If you don’t have cyber insurance, you may want to consider including a line item for “cyber breach costs” in your next annual budget. Growing 40% last year alone,1 cyber breaches have become a reality for organizations large and small who are learning the hard way that if you don’t prepare for a cyber breach – or have the right coverage to back you – it will hit your balance sheet hard and could very well bankrupt you.
Some risk factors will make you more of a target, and there’s a chance you could pay a higher price for a cyber breach than others. Read on to learn why.
Top exposures that impact the cost of a data breach
First, consider your industry. Costs areas high as $402/record on average for healthcare breaches, as their data can demand a pretty price on the black market. For the most highly targeted industry, finance, records cost $264 on average, and when it comes to education, an increasing target for hackers because the number and types of records stored can be significant, costs $220/record. No industry is immune to an attacker's exploits, and no organization is too big or too small to become a target.
Adding to the risk, when your employees use personal smartphones to access company information, they can expand the attack surface of an organization, even increasing the potential for the cost of a data breach by almost 10% per year. That’s because as many as 3% of all mobile devices are infected with malware. With users having an average of 50 apps/device, they’re more susceptible to phishing attempts, hacking and password theft.
Your data store strategies are another area of concern when calculating the cost of a data breach. Storing your business’ data in the cloud can increase your risk of facing a costly cyber storm. While cloud migration is rapidly expanding for the collaboration and storage opportunities it affords businesses large and small, a third-party data host can introduce foreign threats and exposures to your data, as service providers can become a lucrative target due to the amount of data stored.
Finally, the total cost of a data breach will depend on how many confidential records your company stores. Think: customers, patients, students, employees; both active and archived records, digital and paper records. And, there can be variations of costs due to the mechanism of loss. For example, most data breaches continue to be caused by criminal and malicious attacks. These breaches take the most time to detect and contain, and as a result, have higher costs per record, due to the need to bring in a 3rd party computer forensics firm.
A Breakdown of the most common costs of a data breach
Regardless of how many records you’ve got, or the industry in which you conduct business, first party expenses are a given. Here’s the breakdown of breach costs, without a dedicated cyber policy.2 (HINT: A cyber policy covers all the following first party expenses).
Privacy Attorney – Cost: $700/hour
Necessary to keeping the impending forensic investigation protected under attorney-client privilege and to iron out the patchwork of state laws and federal regulators you’ll need to comply with, engaging a privacy attorney is your first step.
IT Forensics Investigation – Cost: Average of 55 hours; $475/hour

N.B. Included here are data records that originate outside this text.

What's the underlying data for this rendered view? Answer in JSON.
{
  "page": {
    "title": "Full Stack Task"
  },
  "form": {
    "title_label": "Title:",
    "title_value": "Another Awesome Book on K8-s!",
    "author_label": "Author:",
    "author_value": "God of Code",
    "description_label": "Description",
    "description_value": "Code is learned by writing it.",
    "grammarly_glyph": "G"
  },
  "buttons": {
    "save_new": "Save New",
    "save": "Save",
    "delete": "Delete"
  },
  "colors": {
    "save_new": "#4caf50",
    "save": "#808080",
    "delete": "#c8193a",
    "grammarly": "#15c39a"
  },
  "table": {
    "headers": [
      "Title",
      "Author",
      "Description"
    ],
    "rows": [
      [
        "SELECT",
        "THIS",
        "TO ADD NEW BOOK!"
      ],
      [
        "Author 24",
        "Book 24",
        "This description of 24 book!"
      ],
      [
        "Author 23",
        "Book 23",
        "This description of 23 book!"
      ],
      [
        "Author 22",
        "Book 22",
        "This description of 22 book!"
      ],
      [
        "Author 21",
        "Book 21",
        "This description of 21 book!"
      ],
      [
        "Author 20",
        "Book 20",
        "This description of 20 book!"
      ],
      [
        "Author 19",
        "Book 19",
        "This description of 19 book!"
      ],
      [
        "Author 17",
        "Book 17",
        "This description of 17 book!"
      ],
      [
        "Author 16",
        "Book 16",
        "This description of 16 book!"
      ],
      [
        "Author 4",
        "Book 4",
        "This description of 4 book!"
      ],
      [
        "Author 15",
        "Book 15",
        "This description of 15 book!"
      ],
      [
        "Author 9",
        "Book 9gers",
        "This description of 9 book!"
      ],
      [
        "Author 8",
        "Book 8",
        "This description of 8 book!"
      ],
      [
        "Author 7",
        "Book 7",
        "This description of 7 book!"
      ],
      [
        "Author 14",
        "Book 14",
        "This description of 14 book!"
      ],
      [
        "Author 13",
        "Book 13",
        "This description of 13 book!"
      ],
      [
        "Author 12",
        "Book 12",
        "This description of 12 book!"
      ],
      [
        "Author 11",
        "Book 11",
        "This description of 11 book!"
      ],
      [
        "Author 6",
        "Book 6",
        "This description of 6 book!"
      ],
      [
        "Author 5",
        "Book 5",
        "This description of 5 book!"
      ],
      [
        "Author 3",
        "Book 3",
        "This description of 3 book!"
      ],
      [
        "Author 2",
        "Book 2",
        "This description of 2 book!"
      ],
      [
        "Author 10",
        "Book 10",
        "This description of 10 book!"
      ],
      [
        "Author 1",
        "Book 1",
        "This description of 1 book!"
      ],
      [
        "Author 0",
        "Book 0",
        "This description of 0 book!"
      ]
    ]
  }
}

Currently the fastest growing post-data breach expense, the IT forensics investigation will determine the who, what, where, when and why you’ve been breached and is critical to ensuring the bad guys are gone.
PR Firm – Cost: $20,000
You’ll need professionals to set the strategy on your press and mitigate any reputational harm, both internally with employees and externally with clients.
Notification Costs and Call Center Set Up – Cost: $1875
You’ll have to notify breached individuals and provide them with access to credit card and ID Theft Monitoring.
Credit Card and ID Theft Monitoring – Cost: $11,500
Statistically speaking, while only 20% of affected individuals typically take advantage of this, you’re required to provide it, for 12 months in most states.
Regulatory Defense and Costs – Cost: $20,000 - 1.7 Million
Just about every federal agency is claiming data breach oversight these days. Depending on your industry and breach circumstances, you could be investigated, fined or formal proceedings could be initiated against your company post-breach - by any number of agencies, including any number of 50 states attorney general, the Department of Health and Human Services, the Securities and Exchange Commission, the Federal Trade Commission or the Federal Communications Commission.
Payment Card Industry – Cost: $387,500 for PCI investigations; $50,000 for card re-issuance
The payment card industry has its own regulatory body, made up of Visa, Mastercard, American Express and Discover, to investigate your data breach and assess you fines for each breached credit card number, assessments for fraudulent charges and credit card reissuance.
What’s YOUR Business’ Cyber Breach Cost?
The first party expenses and fines, incurred by businesses post-data breach – especially those small to mid-sizedbusinesses– are enough to put any organization in the red. Check out HUB’s new Cyber Cost Calculator to understand what puts your business most at risk for a breach and what your costs could be when the inevitable happen to you.
1 Identity Theft Resource Center.http://www.idtheftcenter.org/2016databreaches.html
2 Total average costs are based on a breach of 25,000 exposed records/identities.